EXERCISE AIM
Which lines of the listing below contain the word "Name"? Copy each of them.

*** Block opens ***

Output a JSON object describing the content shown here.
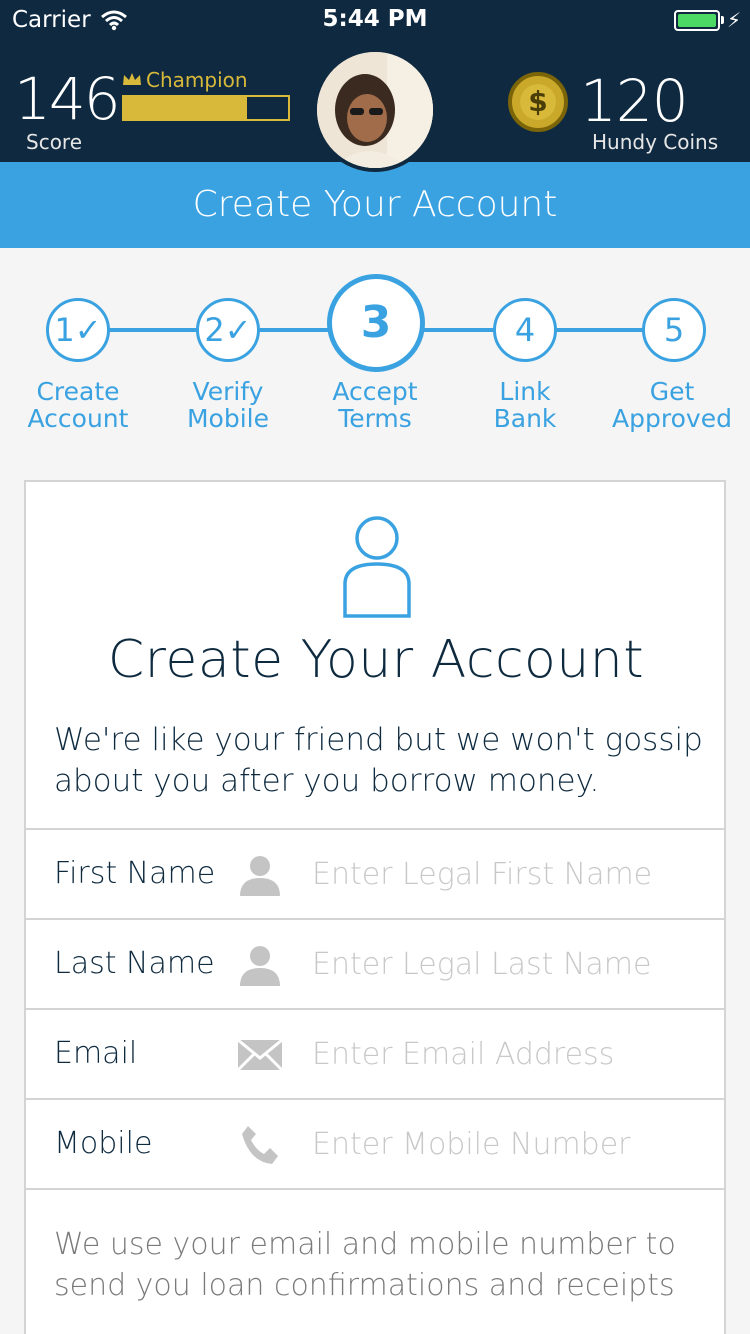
{
  "status_bar": {
    "carrier": "Carrier",
    "time": "5:44 PM"
  },
  "header": {
    "score": "146",
    "score_label": "Score",
    "rank": "Champion",
    "rank_progress": 0.75,
    "coins": "120",
    "coins_label": "Hundy Coins",
    "coin_symbol": "$"
  },
  "title_bar": {
    "title": "Create Your Account"
  },
  "steps": [
    {
      "number": "1✓",
      "label_line1": "Create",
      "label_line2": "Account",
      "state": "done"
    },
    {
      "number": "2✓",
      "label_line1": "Verify",
      "label_line2": "Mobile",
      "state": "done"
    },
    {
      "number": "3",
      "label_line1": "Accept",
      "label_line2": "Terms",
      "state": "active"
    },
    {
      "number": "4",
      "label_line1": "Link",
      "label_line2": "Bank",
      "state": "pending"
    },
    {
      "number": "5",
      "label_line1": "Get",
      "label_line2": "Approved",
      "state": "pending"
    }
  ],
  "card": {
    "title": "Create Your Account",
    "description": "We're like your friend but we won't gossip about you after you borrow money.",
    "fields": [
      {
        "label": "First Name",
        "placeholder": "Enter Legal First Name",
        "icon": "person-icon"
      },
      {
        "label": "Last Name",
        "placeholder": "Enter Legal Last Name",
        "icon": "person-icon"
      },
      {
        "label": "Email",
        "placeholder": "Enter Email Address",
        "icon": "envelope-icon"
      },
      {
        "label": "Mobile",
        "placeholder": "Enter Mobile Number",
        "icon": "phone-icon"
      }
    ],
    "footnote": "We use your email and mobile number to send you loan confirmations and receipts"
  },
  "colors": {
    "header_bg": "#0f2a40",
    "accent_blue": "#3aa2e1",
    "gold": "#d8b93a",
    "battery_green": "#4cd964"
  }
}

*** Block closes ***

YOUR RESPONSE
        "label": "First Name",
        "placeholder": "Enter Legal First Name",
        "label": "Last Name",
        "placeholder": "Enter Legal Last Name",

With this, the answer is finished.